Among the food services staff at the Elk Lake schools who have been packing food for distribution to families of students who need them are (top, from left) Sandi Truman, Sharon Prevost, Donna Waldenberger, Barbie Lantz and (not pictured) Carol Marbaker, Kelly Robins, and Kim White. Above, Elk Lake cafeteria worker Sandi Truman stands ready to pass out bags of food.
Story by Rick Hiduk / submitted photos
(Also published in the Susquehanna County Independent)
As school districts in the county work toward mitigating some of the hardships that the students and their families are likely to incur during the mandatory shutdown due to COVID-19, most are finding that those who live farthest from the schools are also the most difficult to reach.
The Elk Lake School District began distribution of free breakfast and lunch last Wednesday. As school faculty members tracked where the families were coming from, it became immediately apparent that the meals were not reaching children in the Meshoppen/Black Walnut area in Wyoming County and those in Middletown Township.
“We’re very concerned about making sure those kids are getting food,” said Dr. Ken Cuomo, Elk Lake superintendent. “We are focusing on our students and any younger non-school-age siblings.”
According to Cuomo, the district applied to the state as plans for food distribution were being developed “because we are now technically operating outside the school year.”
Parents of students must also apply and sign a waiver via an online registration form at www.elklakeschool.org. “It’s the best way for us to track meals and numbers and locations of where people are coming from to see how we may modify our program moving forward,” Cuomo related. “We need to make meals accessible to all areas of our district.”
After providing two meals per day Wednesday through Friday for those who were able to get to the schools, Elk Lake’s program changed this week to two single pick-ups on Monday and Wednesday, when families were given meals for two and three days, respectively.
“Our cafeteria staff has been amazing,” Cuomo remarked. Some of the 10 employees who are going to the school each day to prepare and package the meals are driving considerable distances to do so. “This is above and beyond their contract. Their efforts are huge. They are putting kids first.”
Cuomo and fellow administrators understand that distance may be the biggest factor for those who reside in the southern- and northern-most parts of the district. It is hoped that two pick-ups per week will alleviate some of the stress incurred by parents in the outlying areas and that they will be able to make the two trips to the school.
“We’re building this plane as we’re flying it,” Cuomo conceded. “We may have to decide to set a delivery location in the Middletown and Meshoppen/Black Walnut areas.”
Another task for administrators and the food services department to figure out is how much food they have in stock, how long it will last, and when and where the next deliveries of food items, including milk, will come from.
CDL School Opening Delayed

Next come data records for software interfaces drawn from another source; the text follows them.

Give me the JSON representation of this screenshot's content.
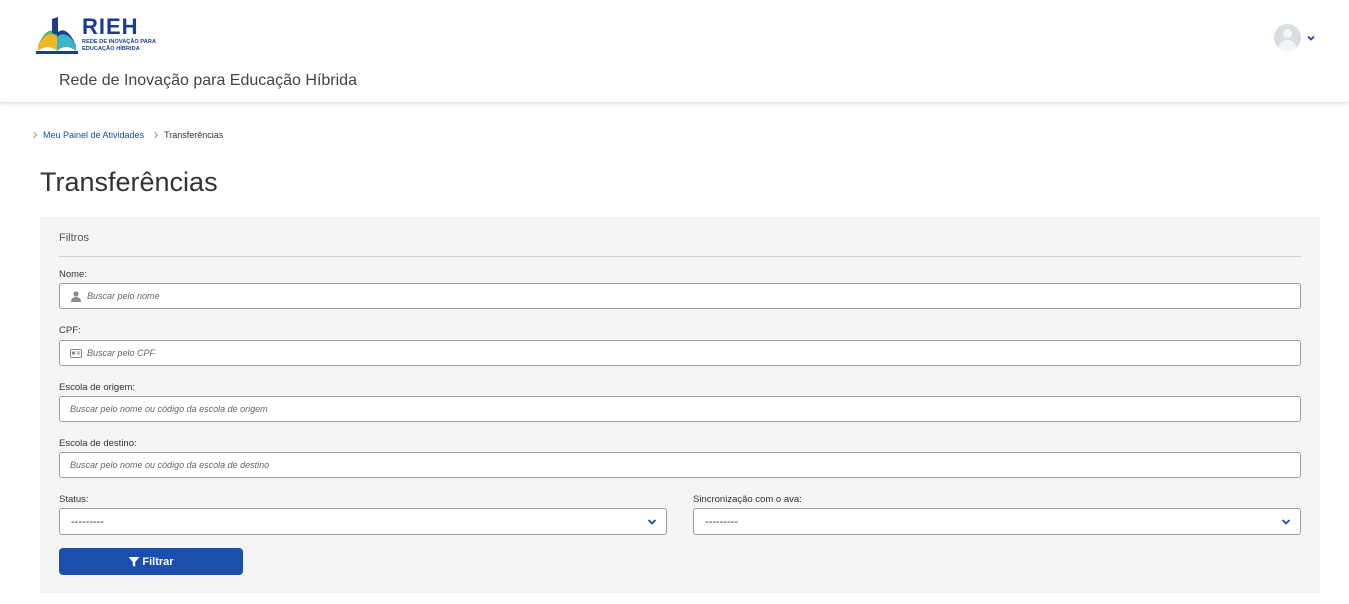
{
  "brand": {
    "abbr": "RIEH",
    "subline1": "REDE DE INOVAÇÃO PARA",
    "subline2": "EDUCAÇÃO HÍBRIDA",
    "site_name": "Rede de Inovação para Educação Híbrida",
    "colors": {
      "primary": "#1a3d8f",
      "accent_yellow": "#f2b823",
      "accent_green": "#5cb85c",
      "accent_cyan": "#3bb6c9"
    }
  },
  "user_menu": {
    "icon": "avatar-icon",
    "caret_icon": "chevron-down-icon"
  },
  "breadcrumb": {
    "items": [
      {
        "label": "Meu Painel de Atividades"
      },
      {
        "label": "Transferências"
      }
    ]
  },
  "page": {
    "title": "Transferências"
  },
  "filters": {
    "legend": "Filtros",
    "nome": {
      "label": "Nome:",
      "placeholder": "Buscar pelo nome",
      "icon": "user-icon"
    },
    "cpf": {
      "label": "CPF:",
      "placeholder": "Buscar pelo CPF",
      "icon": "id-card-icon"
    },
    "escola_origem": {
      "label": "Escola de origem:",
      "placeholder": "Buscar pelo nome ou código da escola de origem"
    },
    "escola_destino": {
      "label": "Escola de destino:",
      "placeholder": "Buscar pelo nome ou código da escola de destino"
    },
    "status": {
      "label": "Status:",
      "selected": "---------"
    },
    "sync": {
      "label": "Sincronização com o ava:",
      "selected": "---------"
    },
    "submit": {
      "label": "Filtrar",
      "icon": "filter-icon",
      "color": "#1a4fb0"
    }
  }
}
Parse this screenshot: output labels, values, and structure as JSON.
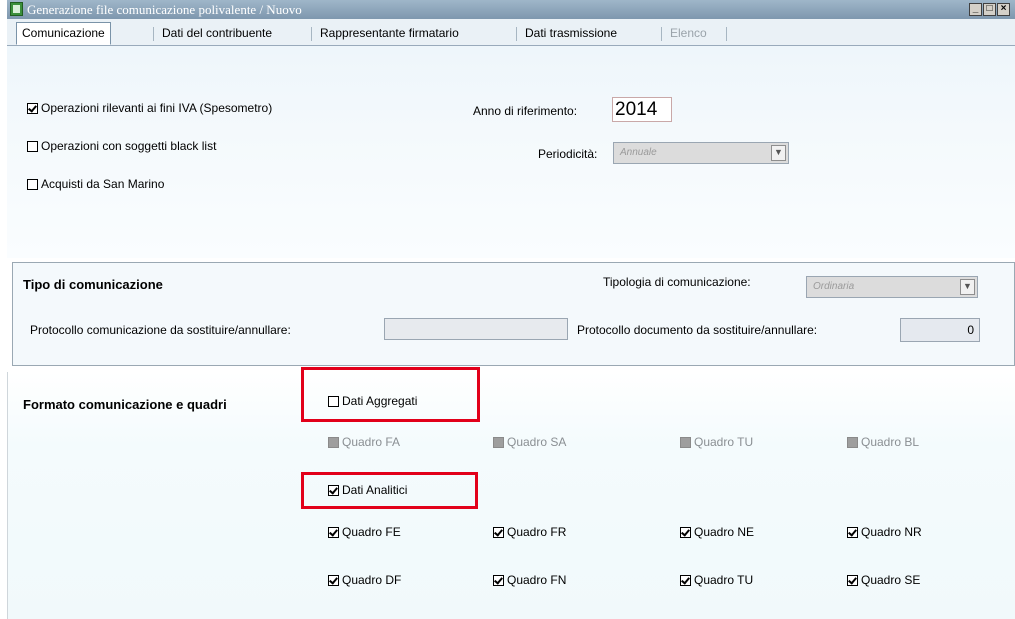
{
  "window": {
    "title": "Generazione file comunicazione polivalente / Nuovo",
    "controls": {
      "minimize": "_",
      "maximize": "□",
      "close": "×"
    }
  },
  "tabs": [
    {
      "label": "Comunicazione",
      "active": true
    },
    {
      "label": "Dati del contribuente"
    },
    {
      "label": "Rappresentante firmatario"
    },
    {
      "label": "Dati trasmissione"
    },
    {
      "label": "Elenco",
      "disabled": true
    }
  ],
  "comunicazione": {
    "checkboxes": [
      {
        "label": "Operazioni rilevanti ai fini IVA (Spesometro)",
        "checked": true
      },
      {
        "label": "Operazioni con soggetti black list",
        "checked": false
      },
      {
        "label": "Acquisti da San Marino",
        "checked": false
      }
    ],
    "anno_label": "Anno di riferimento:",
    "anno_value": "2014",
    "periodicita_label": "Periodicità:",
    "periodicita_value": "Annuale"
  },
  "tipo": {
    "heading": "Tipo di comunicazione",
    "tipologia_label": "Tipologia di comunicazione:",
    "tipologia_value": "Ordinaria",
    "protocollo_comunicazione_label": "Protocollo comunicazione da sostituire/annullare:",
    "protocollo_comunicazione_value": "",
    "protocollo_documento_label": "Protocollo documento da sostituire/annullare:",
    "protocollo_documento_value": "0"
  },
  "formato": {
    "heading": "Formato comunicazione e quadri",
    "dati_aggregati": {
      "label": "Dati Aggregati",
      "checked": false
    },
    "aggregati_quadri": [
      {
        "label": "Quadro FA",
        "checked": false
      },
      {
        "label": "Quadro SA",
        "checked": false
      },
      {
        "label": "Quadro TU",
        "checked": false
      },
      {
        "label": "Quadro BL",
        "checked": false
      }
    ],
    "dati_analitici": {
      "label": "Dati Analitici",
      "checked": true
    },
    "analitici_row1": [
      {
        "label": "Quadro FE",
        "checked": true
      },
      {
        "label": "Quadro FR",
        "checked": true
      },
      {
        "label": "Quadro NE",
        "checked": true
      },
      {
        "label": "Quadro NR",
        "checked": true
      }
    ],
    "analitici_row2": [
      {
        "label": "Quadro DF",
        "checked": true
      },
      {
        "label": "Quadro FN",
        "checked": true
      },
      {
        "label": "Quadro TU",
        "checked": true
      },
      {
        "label": "Quadro SE",
        "checked": true
      }
    ]
  },
  "colors": {
    "highlight": "#e2001a",
    "titlebar": "#8ba3b8",
    "panel": "#f4f9fc"
  }
}
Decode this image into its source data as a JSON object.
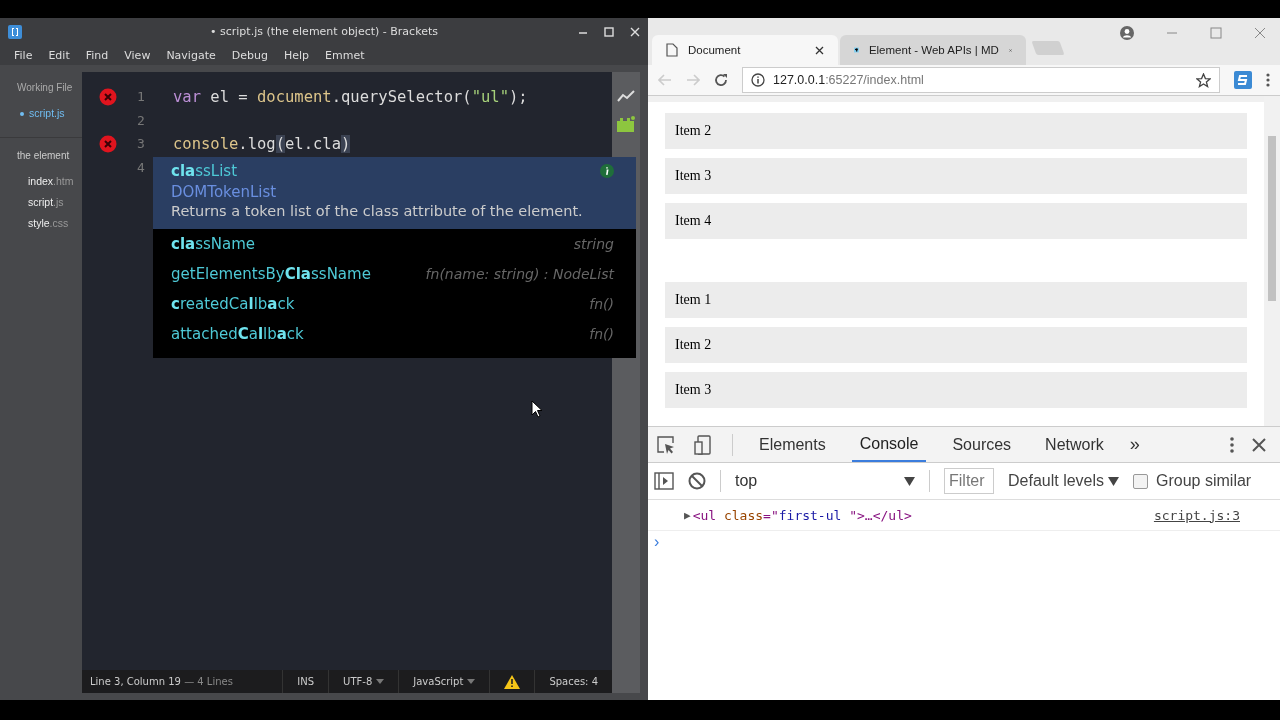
{
  "editor": {
    "title": "• script.js (the element object) - Brackets",
    "menu": [
      "File",
      "Edit",
      "Find",
      "View",
      "Navigate",
      "Debug",
      "Help",
      "Emmet"
    ],
    "sidebar": {
      "working_files_label": "Working File",
      "working_files": [
        {
          "name": "script.js",
          "selected": true
        }
      ],
      "project_label": "the element",
      "files": [
        {
          "name": "index",
          "ext": ".htm"
        },
        {
          "name": "script",
          "ext": ".js"
        },
        {
          "name": "style",
          "ext": ".css"
        }
      ]
    },
    "code_lines": [
      {
        "number": "1",
        "error": true,
        "tokens": [
          {
            "text": "var",
            "kind": "keyword"
          },
          {
            "text": " el = ",
            "kind": "plain"
          },
          {
            "text": "document",
            "kind": "global"
          },
          {
            "text": ".querySelector(",
            "kind": "plain"
          },
          {
            "text": "\"ul\"",
            "kind": "string"
          },
          {
            "text": ");",
            "kind": "plain"
          }
        ]
      },
      {
        "number": "2",
        "error": false
      },
      {
        "number": "3",
        "error": true,
        "tokens": [
          {
            "text": "console",
            "kind": "global"
          },
          {
            "text": ".log",
            "kind": "plain"
          },
          {
            "text": "(",
            "kind": "match"
          },
          {
            "text": "el.cla",
            "kind": "plain"
          },
          {
            "text": ")",
            "kind": "match"
          }
        ]
      },
      {
        "number": "4",
        "error": false
      }
    ],
    "hints": [
      {
        "name": "**cla**ssList",
        "type": "DOMTokenList",
        "description": "Returns a token list of the class attribute of the element.",
        "selected": true
      },
      {
        "name": "**cla**ssName",
        "type": "string",
        "selected": false
      },
      {
        "name": "getElementsBy**Cla**ssName",
        "type": "fn(name: string) : NodeList",
        "selected": false
      },
      {
        "name": "**c**reatedCa**l**lb**a**ck",
        "type": "fn()",
        "selected": false
      },
      {
        "name": "attached**C**a**l**lb**a**ck",
        "type": "fn()",
        "selected": false
      }
    ],
    "status": {
      "position": "Line 3, Column 19",
      "lines": "— 4 Lines",
      "mode": "INS",
      "encoding": "UTF-8",
      "language": "JavaScript",
      "spaces": "Spaces: 4"
    }
  },
  "browser": {
    "tabs": [
      {
        "title": "Document",
        "kind": "page",
        "selected": true
      },
      {
        "title": "Element - Web APIs | MD",
        "kind": "dino",
        "selected": false
      }
    ],
    "url_host": "127.0.0.1",
    "url_rest": ":65227/index.html",
    "lists": [
      [
        "Item 2",
        "Item 3",
        "Item 4"
      ],
      [
        "Item 1",
        "Item 2",
        "Item 3"
      ]
    ],
    "devtools": {
      "tabs": [
        {
          "label": "Elements",
          "selected": false
        },
        {
          "label": "Console",
          "selected": true
        },
        {
          "label": "Sources",
          "selected": false
        },
        {
          "label": "Network",
          "selected": false
        }
      ],
      "more": "»",
      "context": "top",
      "filter_placeholder": "Filter",
      "levels": "Default levels",
      "group_similar": {
        "label": "Group similar",
        "checked": false
      },
      "log": {
        "expander": "▶",
        "tokens": [
          {
            "text": "<ul ",
            "kind": "tag"
          },
          {
            "text": "class",
            "kind": "attr"
          },
          {
            "text": "=\"",
            "kind": "tag"
          },
          {
            "text": "first-ul ",
            "kind": "value"
          },
          {
            "text": "\">…</ul>",
            "kind": "tag"
          }
        ],
        "source": "script.js:3"
      },
      "prompt": "›"
    }
  }
}
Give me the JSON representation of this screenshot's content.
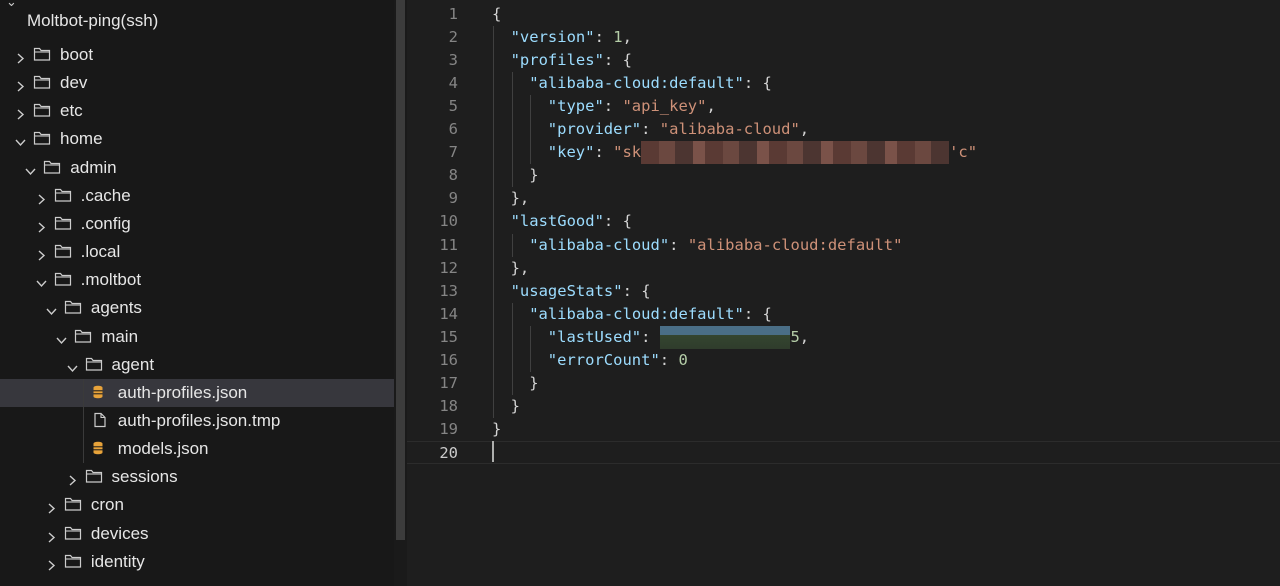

The Susquehanna County Career & Technology Center is, of course, also shut down. The timing could not be worse for those anticipating the opening of the new CDL Driver Certification School, where classes were set to begin on March 30. According to SCCTC executive director Alice Davis, many of the new students were preparing to leave their day jobs during the course of enrollment. They were contacted individually and urged not to take a leave of absence from their current employment at this time.